So much for ‘museum-ness’. But behind all these qualities lies one that holds them all together, and that is Imagination – the combined imagination of the curators, the museum-makers and the visitors – all brought to bear on the museum experience.
Imagination gives a lift to an experience. It gives wings to our ideas. It makes the experience feel light and floaty. When (in my day job) we devise real museums we find that they work best when they are more than the sum of their parts, when they rise above being only a list of artifacts. That extra element – that more-than-the-sum-of-their-parts-ness – is, I think, Imagination.
So it is no accident, I say to the audience, that the Museum of Marco Polo has a back story – a history, a location, a building we can imagine. We have given it a history not only because it adds a whimsical charm to the site (although I would fight to the death for the right of museums to have charm) but also because it is a way of giving the Museum of Marco Polo as much reality as we can muster by giving the visitors permission to imagine it.
‘Real museums really exist,’ you will say – to which I would answer that the Museum of Innocence in Istanbul really exists but at the same time is entirely fictional. ‘And real museums are full of real objects’ – but can’t good film make objects feel real? ‘And real museums tell the truth’ – except, of course, not always.
But – and this is my main point – what is true of imaginary museums – the playfulness, the lightness, the sense of airy imagination – is also true, or could be, of real museums.

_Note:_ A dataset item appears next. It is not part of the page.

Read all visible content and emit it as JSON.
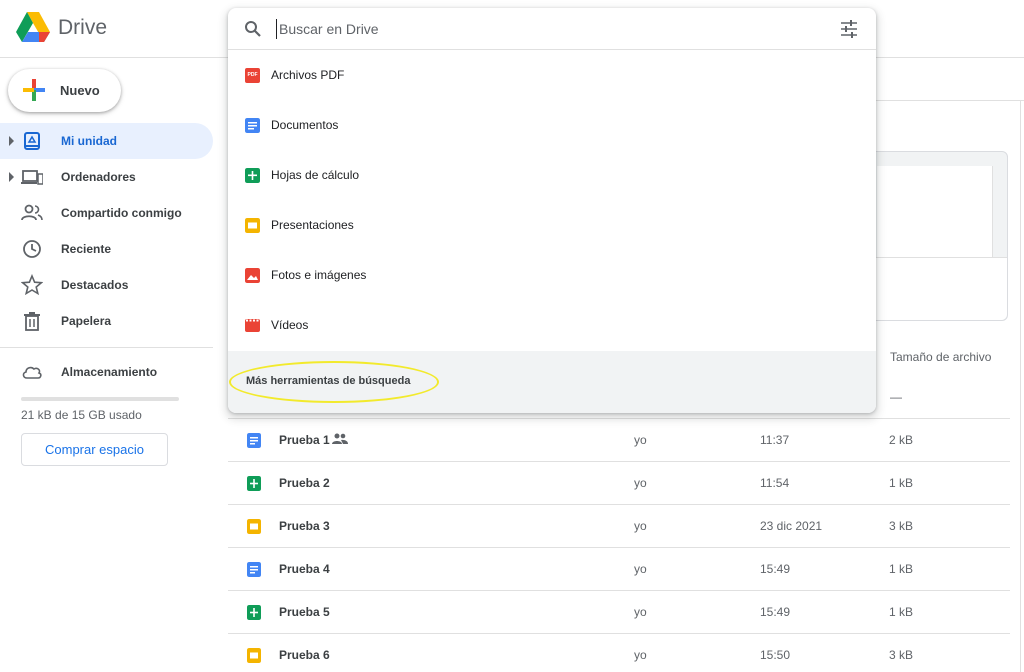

So I want to thank (as they say in Oscar speeches) –
- The person who asked if a museum can be a museum if it doesn’t know it is a museum?
- The person who asked if the curator’s intentions can ever feed through into the final creation, or are they always fated to get lost?
- And the person who asked if a museum can be a museum if it only has one object in it? (By democratic vote the answer was yes, although the reverse, we decided, wasn’t true; a museum must be at least one short of all the objects in the universe because a museum can’t be a museum without selection.)
All this thinking because we wondered what makes a museum and whether we can count an imaginary museum as a real one? Who would have thought it could all be so interesting?
(The image is by Isabel Greenberg and shows the Museum of Marco Polo as the waters rise around it.)